Find every line with the string "JOYclub" in the material below and copy it.

◆ **Data for this task**
------------------------------

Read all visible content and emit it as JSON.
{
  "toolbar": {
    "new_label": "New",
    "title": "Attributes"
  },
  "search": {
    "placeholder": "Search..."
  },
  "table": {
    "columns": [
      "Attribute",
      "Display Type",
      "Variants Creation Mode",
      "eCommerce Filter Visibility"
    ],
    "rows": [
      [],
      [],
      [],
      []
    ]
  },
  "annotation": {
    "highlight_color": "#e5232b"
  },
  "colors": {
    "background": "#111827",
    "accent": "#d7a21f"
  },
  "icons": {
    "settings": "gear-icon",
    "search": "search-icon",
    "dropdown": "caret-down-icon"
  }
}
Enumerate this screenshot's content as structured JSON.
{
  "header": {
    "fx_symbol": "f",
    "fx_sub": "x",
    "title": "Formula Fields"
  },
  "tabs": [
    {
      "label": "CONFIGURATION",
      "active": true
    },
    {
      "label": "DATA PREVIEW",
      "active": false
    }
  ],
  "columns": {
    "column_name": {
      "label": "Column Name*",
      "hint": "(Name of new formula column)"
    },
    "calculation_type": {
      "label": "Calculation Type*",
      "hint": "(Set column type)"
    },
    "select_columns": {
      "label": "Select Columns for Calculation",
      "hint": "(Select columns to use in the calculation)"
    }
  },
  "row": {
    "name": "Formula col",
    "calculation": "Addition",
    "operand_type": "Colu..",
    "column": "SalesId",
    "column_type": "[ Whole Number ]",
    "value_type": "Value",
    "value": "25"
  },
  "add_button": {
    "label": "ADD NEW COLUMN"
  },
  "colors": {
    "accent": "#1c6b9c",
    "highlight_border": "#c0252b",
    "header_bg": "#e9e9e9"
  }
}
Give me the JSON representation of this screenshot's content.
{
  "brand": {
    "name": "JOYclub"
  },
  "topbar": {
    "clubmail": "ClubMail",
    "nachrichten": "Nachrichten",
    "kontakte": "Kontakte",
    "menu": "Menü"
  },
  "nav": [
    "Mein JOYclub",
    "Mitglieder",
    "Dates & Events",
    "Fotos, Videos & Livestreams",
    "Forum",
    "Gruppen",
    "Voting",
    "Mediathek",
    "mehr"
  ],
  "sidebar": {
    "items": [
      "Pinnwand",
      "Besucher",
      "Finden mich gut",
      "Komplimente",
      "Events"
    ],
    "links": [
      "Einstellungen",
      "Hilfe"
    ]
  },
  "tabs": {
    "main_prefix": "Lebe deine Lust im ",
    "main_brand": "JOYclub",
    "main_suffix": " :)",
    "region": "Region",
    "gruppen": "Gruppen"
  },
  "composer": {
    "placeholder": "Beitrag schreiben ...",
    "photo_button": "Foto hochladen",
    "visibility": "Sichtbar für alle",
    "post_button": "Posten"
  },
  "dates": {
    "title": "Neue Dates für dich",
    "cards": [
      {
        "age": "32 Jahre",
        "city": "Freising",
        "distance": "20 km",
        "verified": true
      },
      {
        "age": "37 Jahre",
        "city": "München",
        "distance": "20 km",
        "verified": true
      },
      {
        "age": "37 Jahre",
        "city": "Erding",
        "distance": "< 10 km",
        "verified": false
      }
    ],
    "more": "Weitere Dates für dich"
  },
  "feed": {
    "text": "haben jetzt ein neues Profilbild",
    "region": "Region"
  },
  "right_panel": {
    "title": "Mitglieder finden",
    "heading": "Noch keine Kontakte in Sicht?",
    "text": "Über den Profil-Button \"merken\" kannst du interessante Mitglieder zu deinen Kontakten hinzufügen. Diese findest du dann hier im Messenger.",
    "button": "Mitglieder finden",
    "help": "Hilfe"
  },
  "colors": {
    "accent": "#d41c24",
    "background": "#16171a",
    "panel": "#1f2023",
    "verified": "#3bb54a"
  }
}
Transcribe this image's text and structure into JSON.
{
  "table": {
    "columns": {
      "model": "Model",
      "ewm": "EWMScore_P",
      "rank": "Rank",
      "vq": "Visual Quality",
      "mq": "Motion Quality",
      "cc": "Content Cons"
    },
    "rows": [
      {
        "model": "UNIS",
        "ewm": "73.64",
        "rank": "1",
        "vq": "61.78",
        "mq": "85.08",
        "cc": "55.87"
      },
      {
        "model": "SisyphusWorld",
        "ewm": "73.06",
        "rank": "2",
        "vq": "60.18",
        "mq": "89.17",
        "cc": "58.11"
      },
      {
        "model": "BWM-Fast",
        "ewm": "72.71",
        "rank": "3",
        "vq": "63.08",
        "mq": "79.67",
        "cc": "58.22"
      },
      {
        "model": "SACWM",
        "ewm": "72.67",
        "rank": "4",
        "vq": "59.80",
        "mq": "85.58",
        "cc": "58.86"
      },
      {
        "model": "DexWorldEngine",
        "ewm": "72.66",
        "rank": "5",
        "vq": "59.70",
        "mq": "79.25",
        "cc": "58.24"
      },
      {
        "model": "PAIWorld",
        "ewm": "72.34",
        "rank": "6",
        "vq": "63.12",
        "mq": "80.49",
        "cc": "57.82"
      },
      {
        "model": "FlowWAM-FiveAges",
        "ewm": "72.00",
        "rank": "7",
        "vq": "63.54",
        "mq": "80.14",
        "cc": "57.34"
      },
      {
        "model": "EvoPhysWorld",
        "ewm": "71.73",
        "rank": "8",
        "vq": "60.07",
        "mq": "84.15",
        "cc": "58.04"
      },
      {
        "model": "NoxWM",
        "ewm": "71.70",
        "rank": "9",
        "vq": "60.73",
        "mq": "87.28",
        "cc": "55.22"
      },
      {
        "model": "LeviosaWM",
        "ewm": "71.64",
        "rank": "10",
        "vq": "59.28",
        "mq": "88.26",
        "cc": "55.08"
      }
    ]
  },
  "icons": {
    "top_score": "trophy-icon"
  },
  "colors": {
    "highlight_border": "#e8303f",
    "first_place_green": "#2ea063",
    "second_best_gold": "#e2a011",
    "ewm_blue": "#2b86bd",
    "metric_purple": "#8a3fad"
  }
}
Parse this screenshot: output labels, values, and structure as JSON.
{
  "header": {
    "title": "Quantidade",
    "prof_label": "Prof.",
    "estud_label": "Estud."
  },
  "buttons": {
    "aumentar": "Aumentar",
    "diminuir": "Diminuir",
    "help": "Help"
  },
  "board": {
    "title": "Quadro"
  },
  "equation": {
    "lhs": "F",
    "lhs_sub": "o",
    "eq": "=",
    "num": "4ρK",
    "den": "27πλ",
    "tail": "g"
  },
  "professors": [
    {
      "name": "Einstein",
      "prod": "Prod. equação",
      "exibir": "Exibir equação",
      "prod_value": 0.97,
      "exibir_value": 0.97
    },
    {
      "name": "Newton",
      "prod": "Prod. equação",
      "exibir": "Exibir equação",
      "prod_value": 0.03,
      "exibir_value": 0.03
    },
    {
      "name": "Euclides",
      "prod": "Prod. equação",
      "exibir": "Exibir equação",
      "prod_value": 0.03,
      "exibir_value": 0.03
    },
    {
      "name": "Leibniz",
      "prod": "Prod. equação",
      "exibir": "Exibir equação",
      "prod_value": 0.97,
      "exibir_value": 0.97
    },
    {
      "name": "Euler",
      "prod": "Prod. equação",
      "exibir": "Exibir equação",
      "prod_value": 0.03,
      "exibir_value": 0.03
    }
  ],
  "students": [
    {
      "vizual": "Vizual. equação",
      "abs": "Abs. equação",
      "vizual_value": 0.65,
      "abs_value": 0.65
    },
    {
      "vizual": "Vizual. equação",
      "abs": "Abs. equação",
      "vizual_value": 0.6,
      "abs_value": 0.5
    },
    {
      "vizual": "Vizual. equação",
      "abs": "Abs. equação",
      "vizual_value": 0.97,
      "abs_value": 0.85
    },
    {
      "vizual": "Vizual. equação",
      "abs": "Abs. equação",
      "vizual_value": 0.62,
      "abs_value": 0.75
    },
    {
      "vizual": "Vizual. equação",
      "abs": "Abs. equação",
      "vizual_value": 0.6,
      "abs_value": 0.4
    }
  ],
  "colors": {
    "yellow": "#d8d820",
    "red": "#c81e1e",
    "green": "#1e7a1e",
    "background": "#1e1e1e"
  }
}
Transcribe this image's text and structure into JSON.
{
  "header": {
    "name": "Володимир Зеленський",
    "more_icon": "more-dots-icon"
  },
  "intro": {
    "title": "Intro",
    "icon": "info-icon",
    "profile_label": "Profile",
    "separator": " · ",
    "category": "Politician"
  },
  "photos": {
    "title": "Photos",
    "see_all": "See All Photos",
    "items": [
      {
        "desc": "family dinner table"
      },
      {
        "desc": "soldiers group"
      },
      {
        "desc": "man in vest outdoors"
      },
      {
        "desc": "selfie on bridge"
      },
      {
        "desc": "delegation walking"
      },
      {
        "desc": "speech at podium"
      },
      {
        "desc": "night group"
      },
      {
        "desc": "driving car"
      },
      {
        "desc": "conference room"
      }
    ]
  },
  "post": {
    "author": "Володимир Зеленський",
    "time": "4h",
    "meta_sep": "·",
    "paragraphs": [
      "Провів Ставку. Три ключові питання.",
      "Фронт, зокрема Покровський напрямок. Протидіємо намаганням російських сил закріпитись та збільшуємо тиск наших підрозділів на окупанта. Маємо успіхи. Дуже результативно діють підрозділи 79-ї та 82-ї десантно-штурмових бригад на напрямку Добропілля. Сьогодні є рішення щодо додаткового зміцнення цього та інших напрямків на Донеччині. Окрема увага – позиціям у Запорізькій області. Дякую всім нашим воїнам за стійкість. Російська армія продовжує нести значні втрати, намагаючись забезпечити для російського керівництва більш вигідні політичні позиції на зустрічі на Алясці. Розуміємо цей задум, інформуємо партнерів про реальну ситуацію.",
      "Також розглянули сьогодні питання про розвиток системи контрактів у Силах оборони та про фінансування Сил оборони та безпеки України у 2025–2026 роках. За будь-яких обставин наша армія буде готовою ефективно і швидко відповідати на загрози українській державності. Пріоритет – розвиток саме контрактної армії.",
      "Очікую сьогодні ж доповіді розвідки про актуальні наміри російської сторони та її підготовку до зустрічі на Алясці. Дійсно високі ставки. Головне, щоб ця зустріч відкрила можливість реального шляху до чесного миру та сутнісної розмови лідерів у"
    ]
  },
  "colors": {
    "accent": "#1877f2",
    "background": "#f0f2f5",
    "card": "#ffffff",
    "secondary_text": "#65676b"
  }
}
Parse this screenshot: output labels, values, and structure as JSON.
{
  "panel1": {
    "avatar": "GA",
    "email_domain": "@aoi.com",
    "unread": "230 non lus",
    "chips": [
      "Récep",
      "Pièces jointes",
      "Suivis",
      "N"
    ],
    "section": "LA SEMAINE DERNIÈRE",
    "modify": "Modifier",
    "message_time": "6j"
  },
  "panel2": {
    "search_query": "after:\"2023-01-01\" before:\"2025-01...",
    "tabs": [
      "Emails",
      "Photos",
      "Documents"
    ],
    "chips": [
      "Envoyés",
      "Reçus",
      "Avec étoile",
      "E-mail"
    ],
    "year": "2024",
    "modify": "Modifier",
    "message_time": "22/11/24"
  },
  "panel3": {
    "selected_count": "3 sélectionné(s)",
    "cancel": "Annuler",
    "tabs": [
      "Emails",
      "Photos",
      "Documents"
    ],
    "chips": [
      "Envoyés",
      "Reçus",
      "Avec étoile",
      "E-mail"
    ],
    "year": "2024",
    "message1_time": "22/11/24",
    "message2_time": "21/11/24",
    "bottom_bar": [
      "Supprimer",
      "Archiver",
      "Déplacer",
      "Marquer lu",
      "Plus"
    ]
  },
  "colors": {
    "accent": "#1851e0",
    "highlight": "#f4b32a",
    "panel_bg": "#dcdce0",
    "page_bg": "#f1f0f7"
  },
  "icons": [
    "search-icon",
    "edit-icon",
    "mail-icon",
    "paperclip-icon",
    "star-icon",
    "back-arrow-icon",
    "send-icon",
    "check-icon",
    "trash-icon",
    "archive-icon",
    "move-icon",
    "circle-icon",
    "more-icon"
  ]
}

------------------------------

◆ **Finished task**
    "name": "JOYclub"
    "Mein JOYclub",
    "main_brand": "JOYclub",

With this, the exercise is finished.